As snowpack and streamflow decline the fate of Scott River Salmon will be increasingly in the hands of those humans who manage Scott River Basin land and water. Will the state agencies responsible for enforcing California water and fish protection laws begin enforcing provisions of those laws designed to protect streamflow? Will private outfits like the Scott River Water Trust receive the massive increase in funding needed to lease the water fish need year after year? Will management of uplands change sufficiently to make a dent – one way or the other – on Scott River base flows? Will irrigators voluntarily reduce water use and will livestock operators stop diverting full ditches to supply stockwater and instead rely on small, more efficient wells? Will environmental and fishing groups be successful in challenging ground water pumping and excessive irrigation diversions?

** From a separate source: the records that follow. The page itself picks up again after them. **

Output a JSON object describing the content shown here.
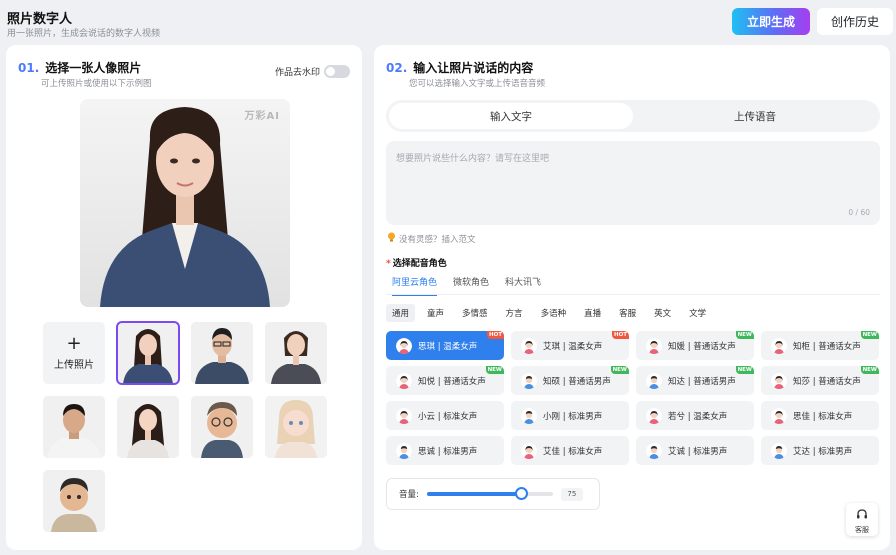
{
  "header": {
    "title": "照片数字人",
    "subtitle": "用一张照片，生成会说话的数字人视频",
    "generate_label": "立即生成",
    "history_label": "创作历史"
  },
  "left": {
    "num": "01.",
    "title": "选择一张人像照片",
    "subtitle": "可上传照片或使用以下示例图",
    "watermark_label": "作品去水印",
    "watermark_on": false,
    "preview_watermark": "万彩AI",
    "upload_label": "上传照片",
    "upload_plus": "+"
  },
  "right": {
    "num": "02.",
    "title": "输入让照片说话的内容",
    "subtitle": "您可以选择输入文字或上传语音音频",
    "tabs": [
      "输入文字",
      "上传语音"
    ],
    "active_tab": 0,
    "text_placeholder": "想要照片说些什么内容？请写在这里吧",
    "text_value": "",
    "char_count": "0 / 60",
    "hint": "没有灵感？插入范文",
    "voice_required_mark": "*",
    "voice_label": "选择配音角色",
    "vendors": [
      "阿里云角色",
      "微软角色",
      "科大讯飞"
    ],
    "categories": [
      "通用",
      "童声",
      "多情感",
      "方言",
      "多语种",
      "直播",
      "客服",
      "英文",
      "文学"
    ],
    "voices": [
      {
        "label": "思琪 | 温柔女声",
        "gender": "f",
        "badge": "HOT"
      },
      {
        "label": "艾琪 | 温柔女声",
        "gender": "f",
        "badge": "HOT"
      },
      {
        "label": "知媛 | 普通话女声",
        "gender": "f",
        "badge": "NEW"
      },
      {
        "label": "知柜 | 普通话女声",
        "gender": "f",
        "badge": "NEW"
      },
      {
        "label": "知悦 | 普通话女声",
        "gender": "f",
        "badge": "NEW"
      },
      {
        "label": "知硕 | 普通话男声",
        "gender": "m",
        "badge": "NEW"
      },
      {
        "label": "知达 | 普通话男声",
        "gender": "m",
        "badge": "NEW"
      },
      {
        "label": "知莎 | 普通话女声",
        "gender": "f",
        "badge": "NEW"
      },
      {
        "label": "小云 | 标准女声",
        "gender": "f",
        "badge": ""
      },
      {
        "label": "小刚 | 标准男声",
        "gender": "m",
        "badge": ""
      },
      {
        "label": "若兮 | 温柔女声",
        "gender": "f",
        "badge": ""
      },
      {
        "label": "思佳 | 标准女声",
        "gender": "f",
        "badge": ""
      },
      {
        "label": "思诚 | 标准男声",
        "gender": "m",
        "badge": ""
      },
      {
        "label": "艾佳 | 标准女声",
        "gender": "f",
        "badge": ""
      },
      {
        "label": "艾诚 | 标准男声",
        "gender": "m",
        "badge": ""
      },
      {
        "label": "艾达 | 标准男声",
        "gender": "m",
        "badge": ""
      }
    ],
    "active_voice": 0,
    "volume_label": "音量:",
    "volume_value": "75",
    "volume_max": 100
  },
  "service_label": "客服",
  "colors": {
    "accent": "#2f80ed",
    "hot": "#f2573f",
    "new": "#3fb85c",
    "select_outline": "#7a4bf0"
  }
}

A “yes” answers to any of those questions appears unlikely; continued dewatering of the Scott River appears most likely. That can only mean the likely extirpation of Salmon from most of the Scott River.
As Jim Denny pointed out in the mid-1970s, the decline of Scott River Salmon has been going on for a long time. Early white Europeans observed that there were so many rotting salmon in the rivers that in the fall they stunk and rendered the rivers unfit to drink. The Gold Rush had a big impact on salmon but after the miners left salmon runs recovered. Then came logging and agriculture. First Spring Chinook were extirpated; then Coho became scarce. Now Chinook are not making it to prime spawning grounds in and above Scott Valley during dry years and Coho are also sometimes denied access to spawning grounds when fall rains are delayed.
In modern times the decline has not been dramatic but it is continual and appears inexorable. What we now call a “good run” of salmon would have been seen as a disastrous run failure in the old days. Total extirpation becomes more likely each year.
Jim Denny called it “The death of a lady”. Poet T.S. Elliot had another way of saying it:
This is the way the world ends
This is the way the world ends
This is the way the world ends
Not with a bang but a whimper.